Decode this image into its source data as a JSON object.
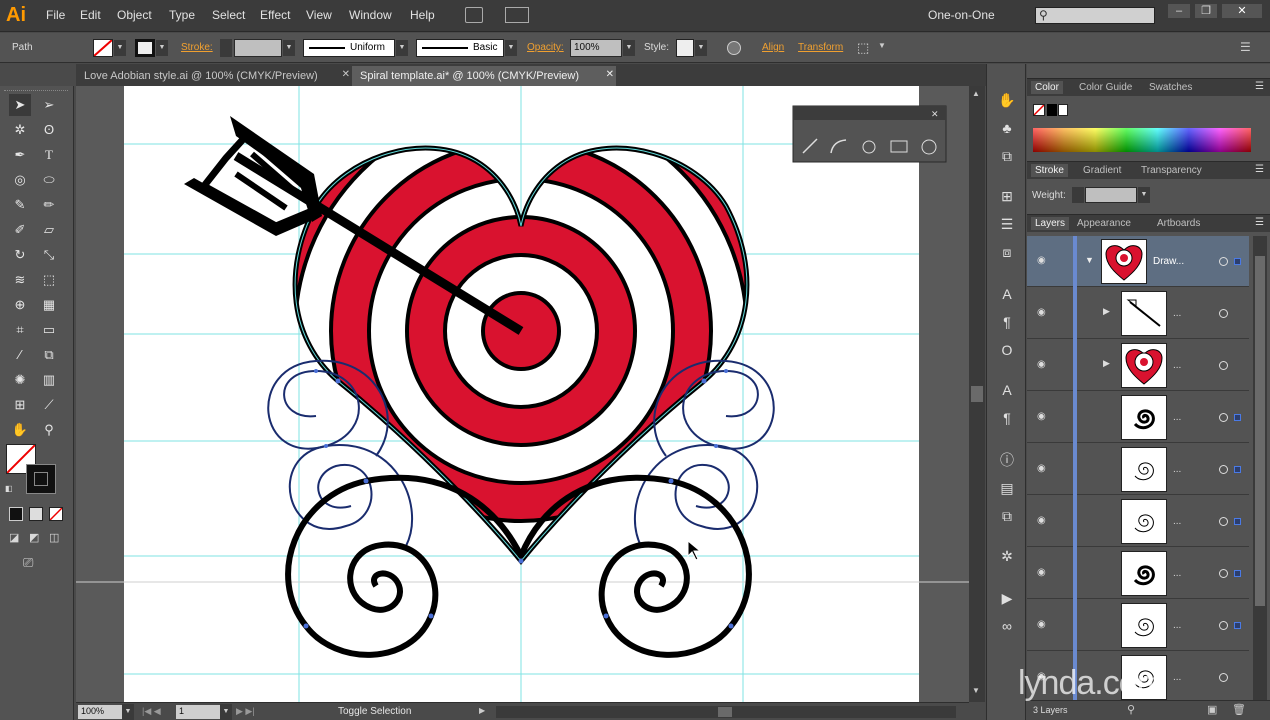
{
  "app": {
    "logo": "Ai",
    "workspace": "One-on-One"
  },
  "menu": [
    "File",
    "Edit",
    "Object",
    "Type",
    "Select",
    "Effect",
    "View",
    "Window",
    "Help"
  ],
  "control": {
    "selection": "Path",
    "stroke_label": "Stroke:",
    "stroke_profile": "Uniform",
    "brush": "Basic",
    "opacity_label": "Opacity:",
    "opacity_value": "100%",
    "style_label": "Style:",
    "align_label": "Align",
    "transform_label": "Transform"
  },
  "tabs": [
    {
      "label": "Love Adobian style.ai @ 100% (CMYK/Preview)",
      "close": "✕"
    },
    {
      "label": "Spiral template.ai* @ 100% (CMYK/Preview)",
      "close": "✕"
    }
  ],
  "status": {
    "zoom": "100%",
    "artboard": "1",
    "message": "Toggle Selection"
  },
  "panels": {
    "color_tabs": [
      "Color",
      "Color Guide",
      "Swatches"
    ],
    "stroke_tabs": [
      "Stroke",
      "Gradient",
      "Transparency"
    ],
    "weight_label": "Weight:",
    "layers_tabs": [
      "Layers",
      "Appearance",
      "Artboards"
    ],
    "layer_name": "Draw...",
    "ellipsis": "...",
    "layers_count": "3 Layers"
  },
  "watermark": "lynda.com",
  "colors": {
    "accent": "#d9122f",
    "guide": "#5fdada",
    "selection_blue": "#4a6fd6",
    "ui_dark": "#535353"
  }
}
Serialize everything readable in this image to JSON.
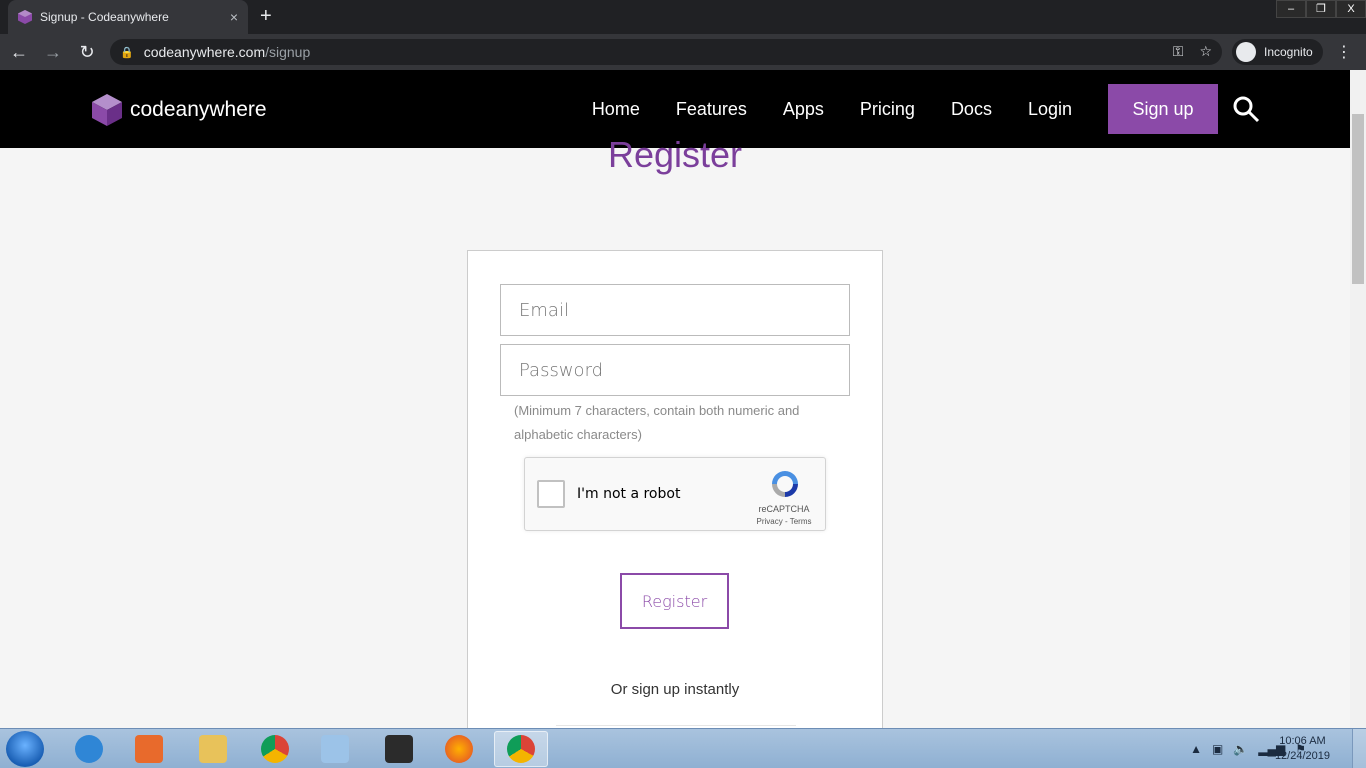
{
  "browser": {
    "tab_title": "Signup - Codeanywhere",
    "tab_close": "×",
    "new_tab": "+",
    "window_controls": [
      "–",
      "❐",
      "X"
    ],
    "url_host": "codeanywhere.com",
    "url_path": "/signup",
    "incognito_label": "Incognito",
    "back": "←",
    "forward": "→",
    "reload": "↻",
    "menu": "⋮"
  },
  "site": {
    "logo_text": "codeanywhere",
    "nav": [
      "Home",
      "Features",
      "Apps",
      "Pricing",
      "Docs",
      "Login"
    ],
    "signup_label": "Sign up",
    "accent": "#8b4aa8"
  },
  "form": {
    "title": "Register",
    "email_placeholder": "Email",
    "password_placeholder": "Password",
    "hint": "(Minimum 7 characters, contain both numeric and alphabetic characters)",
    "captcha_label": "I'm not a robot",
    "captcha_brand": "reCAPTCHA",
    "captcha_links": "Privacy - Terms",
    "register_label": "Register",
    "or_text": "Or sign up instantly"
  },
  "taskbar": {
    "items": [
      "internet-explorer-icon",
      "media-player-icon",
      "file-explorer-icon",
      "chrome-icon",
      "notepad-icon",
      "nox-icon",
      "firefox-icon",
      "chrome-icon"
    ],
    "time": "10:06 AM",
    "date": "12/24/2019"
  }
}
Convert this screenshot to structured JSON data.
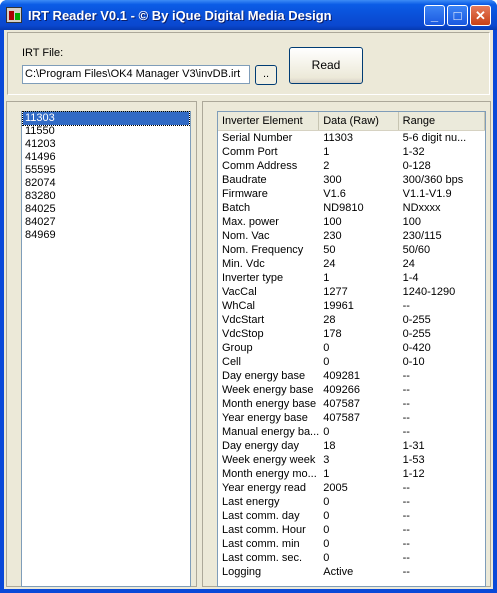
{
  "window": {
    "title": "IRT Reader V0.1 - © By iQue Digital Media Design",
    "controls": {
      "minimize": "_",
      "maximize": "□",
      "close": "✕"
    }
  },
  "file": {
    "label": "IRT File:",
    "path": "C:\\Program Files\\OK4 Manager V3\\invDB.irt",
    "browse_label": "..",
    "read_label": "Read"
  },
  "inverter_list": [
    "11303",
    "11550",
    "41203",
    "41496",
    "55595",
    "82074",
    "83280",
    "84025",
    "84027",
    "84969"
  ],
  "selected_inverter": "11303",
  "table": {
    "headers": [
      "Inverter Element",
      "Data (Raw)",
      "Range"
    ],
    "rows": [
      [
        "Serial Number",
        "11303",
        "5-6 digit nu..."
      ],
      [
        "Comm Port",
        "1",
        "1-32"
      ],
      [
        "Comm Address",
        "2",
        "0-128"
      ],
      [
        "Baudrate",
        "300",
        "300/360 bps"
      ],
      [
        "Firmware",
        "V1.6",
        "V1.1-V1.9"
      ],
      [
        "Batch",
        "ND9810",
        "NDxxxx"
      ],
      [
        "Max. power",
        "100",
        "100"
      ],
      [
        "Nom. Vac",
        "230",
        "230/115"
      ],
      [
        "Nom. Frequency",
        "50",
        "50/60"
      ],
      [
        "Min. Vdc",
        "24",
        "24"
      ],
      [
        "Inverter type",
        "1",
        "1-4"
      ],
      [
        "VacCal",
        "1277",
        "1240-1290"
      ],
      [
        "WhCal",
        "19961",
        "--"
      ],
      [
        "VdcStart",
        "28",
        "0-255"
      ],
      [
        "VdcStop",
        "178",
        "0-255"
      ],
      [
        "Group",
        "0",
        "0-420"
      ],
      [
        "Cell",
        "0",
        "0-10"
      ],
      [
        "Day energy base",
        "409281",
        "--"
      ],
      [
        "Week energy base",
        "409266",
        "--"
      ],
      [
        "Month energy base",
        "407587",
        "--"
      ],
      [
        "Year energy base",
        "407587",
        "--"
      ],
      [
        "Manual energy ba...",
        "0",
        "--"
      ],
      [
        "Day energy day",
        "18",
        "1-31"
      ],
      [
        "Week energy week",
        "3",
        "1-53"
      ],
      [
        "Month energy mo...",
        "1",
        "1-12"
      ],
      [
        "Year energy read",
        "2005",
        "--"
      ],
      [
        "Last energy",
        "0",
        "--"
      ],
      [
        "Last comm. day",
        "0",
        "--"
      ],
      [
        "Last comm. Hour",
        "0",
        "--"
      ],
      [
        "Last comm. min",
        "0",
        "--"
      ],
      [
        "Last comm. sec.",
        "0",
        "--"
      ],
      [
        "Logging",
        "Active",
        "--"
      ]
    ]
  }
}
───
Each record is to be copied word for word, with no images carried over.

### YOUR SOLUTION
Decode this image into its source data as a JSON object.
{
  "app": {
    "logo": "Ai",
    "workspace": "One-on-One"
  },
  "menu": [
    "File",
    "Edit",
    "Object",
    "Type",
    "Select",
    "Effect",
    "View",
    "Window",
    "Help"
  ],
  "control": {
    "selection": "Path",
    "stroke_label": "Stroke:",
    "stroke_profile": "Uniform",
    "brush": "Basic",
    "opacity_label": "Opacity:",
    "opacity_value": "100%",
    "style_label": "Style:",
    "align_label": "Align",
    "transform_label": "Transform"
  },
  "tabs": [
    {
      "label": "Love Adobian style.ai @ 100% (CMYK/Preview)",
      "close": "✕"
    },
    {
      "label": "Spiral template.ai* @ 100% (CMYK/Preview)",
      "close": "✕"
    }
  ],
  "status": {
    "zoom": "100%",
    "artboard": "1",
    "message": "Toggle Selection"
  },
  "panels": {
    "color_tabs": [
      "Color",
      "Color Guide",
      "Swatches"
    ],
    "stroke_tabs": [
      "Stroke",
      "Gradient",
      "Transparency"
    ],
    "weight_label": "Weight:",
    "layers_tabs": [
      "Layers",
      "Appearance",
      "Artboards"
    ],
    "layer_name": "Draw...",
    "ellipsis": "...",
    "layers_count": "3 Layers"
  },
  "watermark": "lynda.com",
  "colors": {
    "accent": "#d9122f",
    "guide": "#5fdada",
    "selection_blue": "#4a6fd6",
    "ui_dark": "#535353"
  }
}
Serialize everything readable in this image to JSON.
{
  "browser": {
    "tab_title": "Signup - Codeanywhere",
    "tab_close": "×",
    "new_tab": "+",
    "window_controls": [
      "–",
      "❐",
      "X"
    ],
    "url_host": "codeanywhere.com",
    "url_path": "/signup",
    "incognito_label": "Incognito",
    "back": "←",
    "forward": "→",
    "reload": "↻",
    "menu": "⋮"
  },
  "site": {
    "logo_text": "codeanywhere",
    "nav": [
      "Home",
      "Features",
      "Apps",
      "Pricing",
      "Docs",
      "Login"
    ],
    "signup_label": "Sign up",
    "accent": "#8b4aa8"
  },
  "form": {
    "title": "Register",
    "email_placeholder": "Email",
    "password_placeholder": "Password",
    "hint": "(Minimum 7 characters, contain both numeric and alphabetic characters)",
    "captcha_label": "I'm not a robot",
    "captcha_brand": "reCAPTCHA",
    "captcha_links": "Privacy - Terms",
    "register_label": "Register",
    "or_text": "Or sign up instantly"
  },
  "taskbar": {
    "items": [
      "internet-explorer-icon",
      "media-player-icon",
      "file-explorer-icon",
      "chrome-icon",
      "notepad-icon",
      "nox-icon",
      "firefox-icon",
      "chrome-icon"
    ],
    "time": "10:06 AM",
    "date": "12/24/2019"
  }
}
Convert this screenshot to structured JSON data.
{
  "window": {
    "title": "IRT Reader V0.1 - © By iQue Digital Media Design",
    "controls": {
      "minimize": "_",
      "maximize": "□",
      "close": "✕"
    }
  },
  "file": {
    "label": "IRT File:",
    "path": "C:\\Program Files\\OK4 Manager V3\\invDB.irt",
    "browse_label": "..",
    "read_label": "Read"
  },
  "inverter_list": [
    "11303",
    "11550",
    "41203",
    "41496",
    "55595",
    "82074",
    "83280",
    "84025",
    "84027",
    "84969"
  ],
  "selected_inverter": "11303",
  "table": {
    "headers": [
      "Inverter Element",
      "Data (Raw)",
      "Range"
    ],
    "rows": [
      [
        "Serial Number",
        "11303",
        "5-6 digit nu..."
      ],
      [
        "Comm Port",
        "1",
        "1-32"
      ],
      [
        "Comm Address",
        "2",
        "0-128"
      ],
      [
        "Baudrate",
        "300",
        "300/360 bps"
      ],
      [
        "Firmware",
        "V1.6",
        "V1.1-V1.9"
      ],
      [
        "Batch",
        "ND9810",
        "NDxxxx"
      ],
      [
        "Max. power",
        "100",
        "100"
      ],
      [
        "Nom. Vac",
        "230",
        "230/115"
      ],
      [
        "Nom. Frequency",
        "50",
        "50/60"
      ],
      [
        "Min. Vdc",
        "24",
        "24"
      ],
      [
        "Inverter type",
        "1",
        "1-4"
      ],
      [
        "VacCal",
        "1277",
        "1240-1290"
      ],
      [
        "WhCal",
        "19961",
        "--"
      ],
      [
        "VdcStart",
        "28",
        "0-255"
      ],
      [
        "VdcStop",
        "178",
        "0-255"
      ],
      [
        "Group",
        "0",
        "0-420"
      ],
      [
        "Cell",
        "0",
        "0-10"
      ],
      [
        "Day energy base",
        "409281",
        "--"
      ],
      [
        "Week energy base",
        "409266",
        "--"
      ],
      [
        "Month energy base",
        "407587",
        "--"
      ],
      [
        "Year energy base",
        "407587",
        "--"
      ],
      [
        "Manual energy ba...",
        "0",
        "--"
      ],
      [
        "Day energy day",
        "18",
        "1-31"
      ],
      [
        "Week energy week",
        "3",
        "1-53"
      ],
      [
        "Month energy mo...",
        "1",
        "1-12"
      ],
      [
        "Year energy read",
        "2005",
        "--"
      ],
      [
        "Last energy",
        "0",
        "--"
      ],
      [
        "Last comm. day",
        "0",
        "--"
      ],
      [
        "Last comm. Hour",
        "0",
        "--"
      ],
      [
        "Last comm. min",
        "0",
        "--"
      ],
      [
        "Last comm. sec.",
        "0",
        "--"
      ],
      [
        "Logging",
        "Active",
        "--"
      ]
    ]
  }
}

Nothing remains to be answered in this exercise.